Ruth Reichl, food critic, former Gourmet Magazine editor, and prolific author has just published her first novel called Delicious!. This is a “must read” for foodies. The evocative descriptions of making, tasting and enjoying food is so much a part of the story that it kept me reading long into the night. The main character is a twenty something gal from California who moves to New York City to interview for a job at a food magazine called Delicious!; think Gourmet Magazine. Her assets for the job are a perfect palette for discerning flavors and an ability to write well. One of her tests for getting the job is to cook something for the editor. She makes this gingerbread cake. She is hired immediately and all of the staff want her recipe.
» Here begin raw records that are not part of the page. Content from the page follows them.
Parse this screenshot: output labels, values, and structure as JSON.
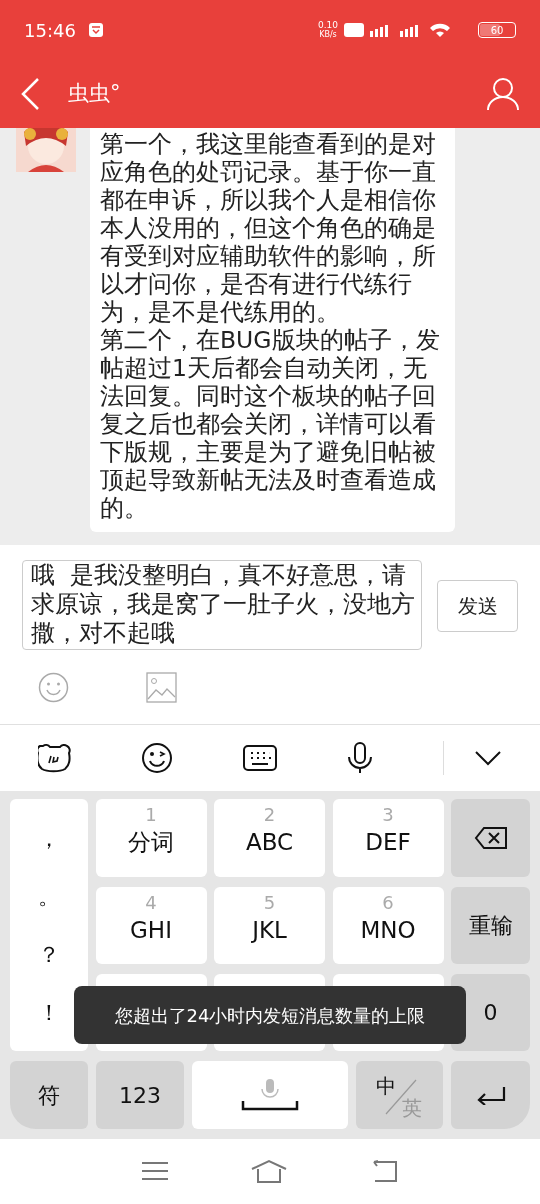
{
  "status_bar": {
    "time": "15:46",
    "speed": "0.10",
    "speed_unit": "KB/s",
    "battery": "60"
  },
  "header": {
    "title": "虫虫°"
  },
  "messages": [
    {
      "kind": "incoming",
      "paragraphs": [
        "第一个，我这里能查看到的是对应角色的处罚记录。基于你一直都在申诉，所以我个人是相信你本人没用的，但这个角色的确是有受到对应辅助软件的影响，所以才问你，是否有进行代练行为，是不是代练用的。",
        "第二个，在BUG版块的帖子，发帖超过1天后都会自动关闭，无法回复。同时这个板块的帖子回复之后也都会关闭，详情可以看下版规，主要是为了避免旧帖被顶起导致新帖无法及时查看造成的。"
      ]
    }
  ],
  "composer": {
    "value": "哦  是我没整明白，真不好意思，请求原谅，我是窝了一肚子火，没地方撒，对不起哦",
    "send": "发送"
  },
  "keyboard": {
    "left_column": [
      "，",
      "。",
      "？",
      "！"
    ],
    "keys": [
      {
        "digit": "1",
        "label": "分词"
      },
      {
        "digit": "2",
        "label": "ABC"
      },
      {
        "digit": "3",
        "label": "DEF"
      },
      {
        "digit": "4",
        "label": "GHI"
      },
      {
        "digit": "5",
        "label": "JKL"
      },
      {
        "digit": "6",
        "label": "MNO"
      },
      {
        "kind": "covered"
      },
      {
        "kind": "covered"
      },
      {
        "kind": "covered"
      }
    ],
    "right_column": [
      {
        "kind": "backspace"
      },
      {
        "kind": "text",
        "label": "重输"
      },
      {
        "kind": "text",
        "label": "0"
      }
    ],
    "bottom_row": [
      {
        "kind": "text",
        "label": "符"
      },
      {
        "kind": "text",
        "label": "123"
      },
      {
        "kind": "space"
      },
      {
        "kind": "lang",
        "top": "中",
        "bottom": "英"
      },
      {
        "kind": "enter"
      }
    ]
  },
  "toast": "您超出了24小时内发短消息数量的上限"
}
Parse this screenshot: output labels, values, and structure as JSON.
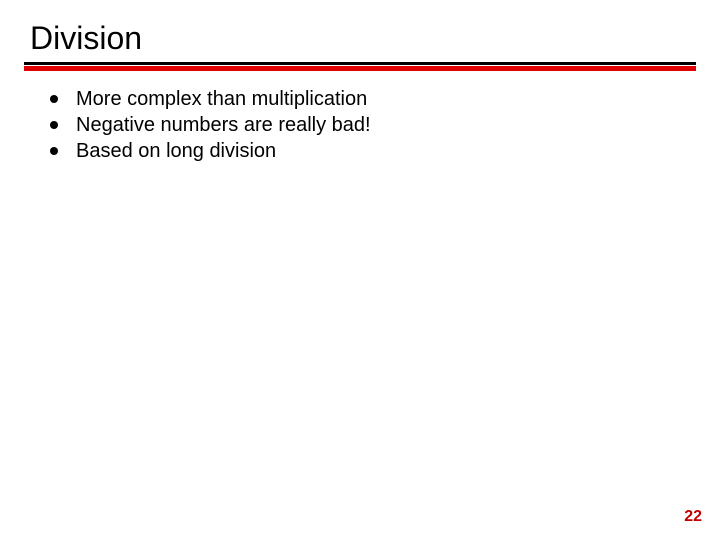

In the book this is called Gingerbread, but to me it is more like a ginger spice cake. It is the only recipe in the book and is worthy of its starring role. The flavor is complex. You must grind whole spices to achieve the desired flavor. Whole peppercorns (Yes, peppercorns in a cake), whole cloves, whole cinnamon sticks, and whole cardamom. There is a generous amount of freshly grated ginger root (1/4 cup) and the zest of 2 to 3 oranges. Once the cake comes out of the pan it is painted with a bourbon reduction and then drizzled with an orange and powdered sugar glaze. The cake is moist and so good that it is now my favorite by far. David is off on a motorcycle trip for two weeks. I had a dear friend spending the weekend with me since I am still finding it hard to get around. I have an appointment for x-rays on Monday to determine if I have broken anything in my leg. Jackie and I dug into the cake on Friday night and we both oohed and aahed over it as we scraped our plates clean. She said “Hurry up and take pictures of this so we can have more”.
I highly recommend this book. The scenes of an Italian Market and different restaurants are a fun look at New York City. There is also a story line about a girl who writes to James Beard during World War II. It is an historical look at how Italians were treated during the war. Many places stopped serving spaghetti because it was considered “Enemy Food”. All and all, this was a fun read and the recipe is an added bonus.
BILLIE’S GINGERBREAD ( From Delicious! by Ruth Reichl )
Whole black peppercorns
1 cinnamon stick (I used 2)
2 cups flour
1 teaspoon baking powder
1 teaspoon baking soda
1/2 teaspoon salt
3 large eggs
1 large egg yolk
1 cup sour cream
1 1/2 sticks unsalted butter, at room temperature
1 cup sugar
2 large pieces fresh ginger root (1/4 cup, tightly packed, when finely grated)
Zest from 2 to 3 oranges (1 1/2 teaspoons finely grated)
Preheat oven to 350 degrees F. Butter and flour a 6 cup Bundt pan.
Grind your peppercorns, cloves, and cardamom (individually) and measure out 1/4 teaspoon of each (You can use pre-ground spices, but the cake won’t taste as good.) Grind your cinnamon stick and measure out 1 teaspoon (Again, you can use ground cinnamon if you must.)
Whisk the flour with the baking powder, baking soda, spices, and salt in a small bowl.
In another small bowl, whisk the eggs and egg yolk into the sour cream. Set aside.
Cream the butter and sugar in a stand mixer until the mixture is light, fluffy, and almost white. This should take about 3 minutes.
Grate the ginger root-this is a lot of ginger-and the orange zest. Add them to the butter/sugar mixture.
Beat the flour mixture and the egg mixture, alternating between the two, into the butter until each addition is incorporated. The batter should be as luxurious as mousse.
Spoon batter into the prepared pan and bake for about 40 minutes, until cake is golden and a wooden skewer comes out clean.
Remove to a rack and cool in the pan for 10 minutes.
1/2 cup bourbon
1 1/2 tablespoons sugar
While the cake cools in its pan, simmer the bourbon and the sugar in a small pot for about 4 minutes. It should reduce to about 1/3 cup.
While the cake is still in the pan, brush half the bourbon mixture onto its exposed surface (the bottom of the cake) with a pastry brush. Let the syrup soak in for a few minutes, then turn the cake out onto a rack (I used a serving plate).
Gently brush the remaining mixture all over the cake.
3/4 cup powdered sugar, sifted or put through a strainer
5 teaspoons orange juice
Once the cake is cooled, mix the sugar with the orange juice and either drizzle the glaze randomly over the cake or put it in to a squeeze bottle and do a controlled drizzle.